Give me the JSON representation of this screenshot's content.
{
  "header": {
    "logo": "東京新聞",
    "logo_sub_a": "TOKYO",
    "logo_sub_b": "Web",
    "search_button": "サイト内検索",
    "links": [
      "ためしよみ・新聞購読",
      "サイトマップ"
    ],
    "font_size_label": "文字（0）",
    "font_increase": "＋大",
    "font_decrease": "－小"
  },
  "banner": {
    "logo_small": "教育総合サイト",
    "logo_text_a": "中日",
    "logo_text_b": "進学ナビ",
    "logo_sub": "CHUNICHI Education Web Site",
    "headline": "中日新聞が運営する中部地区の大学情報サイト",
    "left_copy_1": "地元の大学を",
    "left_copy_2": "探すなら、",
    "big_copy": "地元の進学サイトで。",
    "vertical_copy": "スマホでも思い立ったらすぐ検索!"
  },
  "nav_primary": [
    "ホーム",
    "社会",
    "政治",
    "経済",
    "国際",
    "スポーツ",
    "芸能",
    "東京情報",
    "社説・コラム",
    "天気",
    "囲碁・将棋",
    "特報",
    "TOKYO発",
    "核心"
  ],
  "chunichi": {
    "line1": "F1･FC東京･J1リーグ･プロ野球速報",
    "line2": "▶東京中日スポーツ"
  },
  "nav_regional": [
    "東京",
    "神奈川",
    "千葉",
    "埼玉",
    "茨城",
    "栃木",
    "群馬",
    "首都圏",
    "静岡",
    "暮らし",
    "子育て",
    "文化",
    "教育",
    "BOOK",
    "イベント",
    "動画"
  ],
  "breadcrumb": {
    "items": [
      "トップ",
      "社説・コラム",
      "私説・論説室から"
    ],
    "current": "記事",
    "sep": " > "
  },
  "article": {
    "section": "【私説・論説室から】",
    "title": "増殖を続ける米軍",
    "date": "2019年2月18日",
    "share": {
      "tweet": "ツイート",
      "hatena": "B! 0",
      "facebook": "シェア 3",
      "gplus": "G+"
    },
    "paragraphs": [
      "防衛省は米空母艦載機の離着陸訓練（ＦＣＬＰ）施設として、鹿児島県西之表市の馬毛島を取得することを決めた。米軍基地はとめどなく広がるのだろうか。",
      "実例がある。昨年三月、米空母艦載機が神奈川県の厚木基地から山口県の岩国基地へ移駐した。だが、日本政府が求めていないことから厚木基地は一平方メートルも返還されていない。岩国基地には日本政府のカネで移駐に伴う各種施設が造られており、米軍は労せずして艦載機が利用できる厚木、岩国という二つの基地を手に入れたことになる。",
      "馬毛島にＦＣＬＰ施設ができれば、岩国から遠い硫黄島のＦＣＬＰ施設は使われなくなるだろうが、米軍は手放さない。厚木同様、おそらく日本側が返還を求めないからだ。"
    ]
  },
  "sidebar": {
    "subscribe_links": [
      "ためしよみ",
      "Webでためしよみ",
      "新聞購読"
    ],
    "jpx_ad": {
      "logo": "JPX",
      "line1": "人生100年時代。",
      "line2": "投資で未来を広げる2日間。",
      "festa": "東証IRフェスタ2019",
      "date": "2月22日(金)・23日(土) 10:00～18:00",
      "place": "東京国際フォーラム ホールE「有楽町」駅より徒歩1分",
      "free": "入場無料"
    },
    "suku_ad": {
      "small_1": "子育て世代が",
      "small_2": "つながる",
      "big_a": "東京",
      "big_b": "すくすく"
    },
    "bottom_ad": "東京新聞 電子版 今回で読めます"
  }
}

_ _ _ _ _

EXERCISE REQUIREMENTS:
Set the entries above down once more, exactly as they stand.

FINISHED EXERCISE:
Give me the JSON representation of this screenshot's content.
{
  "header": {
    "logo": "東京新聞",
    "logo_sub_a": "TOKYO",
    "logo_sub_b": "Web",
    "search_button": "サイト内検索",
    "links": [
      "ためしよみ・新聞購読",
      "サイトマップ"
    ],
    "font_size_label": "文字（0）",
    "font_increase": "＋大",
    "font_decrease": "－小"
  },
  "banner": {
    "logo_small": "教育総合サイト",
    "logo_text_a": "中日",
    "logo_text_b": "進学ナビ",
    "logo_sub": "CHUNICHI Education Web Site",
    "headline": "中日新聞が運営する中部地区の大学情報サイト",
    "left_copy_1": "地元の大学を",
    "left_copy_2": "探すなら、",
    "big_copy": "地元の進学サイトで。",
    "vertical_copy": "スマホでも思い立ったらすぐ検索!"
  },
  "nav_primary": [
    "ホーム",
    "社会",
    "政治",
    "経済",
    "国際",
    "スポーツ",
    "芸能",
    "東京情報",
    "社説・コラム",
    "天気",
    "囲碁・将棋",
    "特報",
    "TOKYO発",
    "核心"
  ],
  "chunichi": {
    "line1": "F1･FC東京･J1リーグ･プロ野球速報",
    "line2": "▶東京中日スポーツ"
  },
  "nav_regional": [
    "東京",
    "神奈川",
    "千葉",
    "埼玉",
    "茨城",
    "栃木",
    "群馬",
    "首都圏",
    "静岡",
    "暮らし",
    "子育て",
    "文化",
    "教育",
    "BOOK",
    "イベント",
    "動画"
  ],
  "breadcrumb": {
    "items": [
      "トップ",
      "社説・コラム",
      "私説・論説室から"
    ],
    "current": "記事",
    "sep": " > "
  },
  "article": {
    "section": "【私説・論説室から】",
    "title": "増殖を続ける米軍",
    "date": "2019年2月18日",
    "share": {
      "tweet": "ツイート",
      "hatena": "B! 0",
      "facebook": "シェア 3",
      "gplus": "G+"
    },
    "paragraphs": [
      "防衛省は米空母艦載機の離着陸訓練（ＦＣＬＰ）施設として、鹿児島県西之表市の馬毛島を取得することを決めた。米軍基地はとめどなく広がるのだろうか。",
      "実例がある。昨年三月、米空母艦載機が神奈川県の厚木基地から山口県の岩国基地へ移駐した。だが、日本政府が求めていないことから厚木基地は一平方メートルも返還されていない。岩国基地には日本政府のカネで移駐に伴う各種施設が造られており、米軍は労せずして艦載機が利用できる厚木、岩国という二つの基地を手に入れたことになる。",
      "馬毛島にＦＣＬＰ施設ができれば、岩国から遠い硫黄島のＦＣＬＰ施設は使われなくなるだろうが、米軍は手放さない。厚木同様、おそらく日本側が返還を求めないからだ。"
    ]
  },
  "sidebar": {
    "subscribe_links": [
      "ためしよみ",
      "Webでためしよみ",
      "新聞購読"
    ],
    "jpx_ad": {
      "logo": "JPX",
      "line1": "人生100年時代。",
      "line2": "投資で未来を広げる2日間。",
      "festa": "東証IRフェスタ2019",
      "date": "2月22日(金)・23日(土) 10:00～18:00",
      "place": "東京国際フォーラム ホールE「有楽町」駅より徒歩1分",
      "free": "入場無料"
    },
    "suku_ad": {
      "small_1": "子育て世代が",
      "small_2": "つながる",
      "big_a": "東京",
      "big_b": "すくすく"
    },
    "bottom_ad": "東京新聞 電子版 今回で読めます"
  }
}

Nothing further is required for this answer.